Grounded Dreams?

Hong Kong and Hollywood face the challenges of a globalizing movie economy. Hortense Powdermaker’s analysis of a Hollywood movie industry driven by extreme uncertainty, anxiety, and crisis in Hollywood, the Dream Factory (1950), remains just as relevant to today’s industry marked by increasing post-Fordist production and globalization. The offshoring of production jobs from the dream […]

Watching Movies in Ghana

Re-presenting the stuff of dreams and invisible forces, films feed the popular imagination. “It’s true, it’s true. All these things happen, all these things happen in real life. In reality,” Paulina, a fan of Ghanaian movies, told me at the beginning of my research on Ghana’s emergent local film industry in the fall of 1996. […]

The Accidental Celebrity

Achieving media stardom takes more than luck. It requires hard work and perseverance. City of stars Are you shining just for me? City of stars You never shined so brightly —Justin Hurwitz, Benj Pasek and Justin Paul, “City of Stars,” from the film La La Land (2016) Being a celebrity is hard work. This observation […]

Film for Good

Can cinema produce social justice? Six decades separate the #OscarsSoWhite movement and the publication of Hortense Powdermaker’s ethnography on Hollywood’s inner workings Hollywood, the Dream Factory: An Anthropologist Looks at the Movie-Makers (1950). Yet Powdermaker’s analysis presents a clear diagnosis of the structures the contemporary movement struggles against. Powdermaker writes about the power of the […]

Immigrant Journeys to Higher Education

 Immigrant parents are the original DREAMers. The research considers us successful because we made it to college. I think we wouldn’t be here without our parents. That’s just the bottom line. Our parents had so much personal drive and so much dedication to bring us to where we are now that there’s no way that […]

Introduction to “Ethnographer as Activist”

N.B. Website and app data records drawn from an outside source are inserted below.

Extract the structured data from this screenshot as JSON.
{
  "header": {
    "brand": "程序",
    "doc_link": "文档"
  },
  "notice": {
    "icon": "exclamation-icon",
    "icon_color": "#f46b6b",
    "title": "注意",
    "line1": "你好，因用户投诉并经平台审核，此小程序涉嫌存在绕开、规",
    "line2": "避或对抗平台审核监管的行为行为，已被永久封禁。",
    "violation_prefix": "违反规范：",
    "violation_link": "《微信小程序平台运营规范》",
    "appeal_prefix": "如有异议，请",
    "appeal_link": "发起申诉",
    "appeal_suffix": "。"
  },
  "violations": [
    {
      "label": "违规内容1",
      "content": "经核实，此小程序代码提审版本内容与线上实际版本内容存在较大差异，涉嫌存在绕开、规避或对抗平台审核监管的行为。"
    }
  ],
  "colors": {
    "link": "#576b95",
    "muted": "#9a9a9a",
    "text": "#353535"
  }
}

Grappling with ethnography and advocacy in the field. What follows is a transcribed conversation between the authors. It has been edited for length and clarity. Haley Bryant: When we began this discussion it took the form of a conference panel designed to work through some of the challenges associated with bridging the gap between ethnography […]

Engagements with Ethnographic Care

On care and self-care as an anthropologist and rape crisis advocate. I came to my work with survivors of sexual violence, initially, out of care. Care about the individuals who endure the physical, psychic, and social wounds of sexual violence and its attendant traumas, and a desire to provide care for individuals who identify as […]

On Not Being Seen

Visibility in the field can be fraught with methodological and ethical dilemmas. “Go ahead inside. I need to get a few things from the trunk,” I told Destiny as I dropped her off outside the recreation center on a cold, March night last year. She understood the subtext: we shouldn’t be seen coming in together. […]

A Nuclear Advocacy Dilemma

Advocacy anthropology does not always mean aligning oneself with an underdog. Since the establishment of our discipline, anthropologists have fretted over the question of whether they should deploy their own privileged knowledge to intervene in debates and disputes among their subjects. Should they dispassionately take notes on female genital mutilation, or should they advocate against […]

Writing and Research in a Conflict Zone

For the activist-scholar research can mean navigating between different audiences, modes, and ethics of representation. When the Kony 2012 video went viral, it sparked numerous conversations about Western activism and Africa. The video focused on the Lord’s Resistance Army (LRA), a rebel group that started in northern Uganda, and the US-led social movement to end […]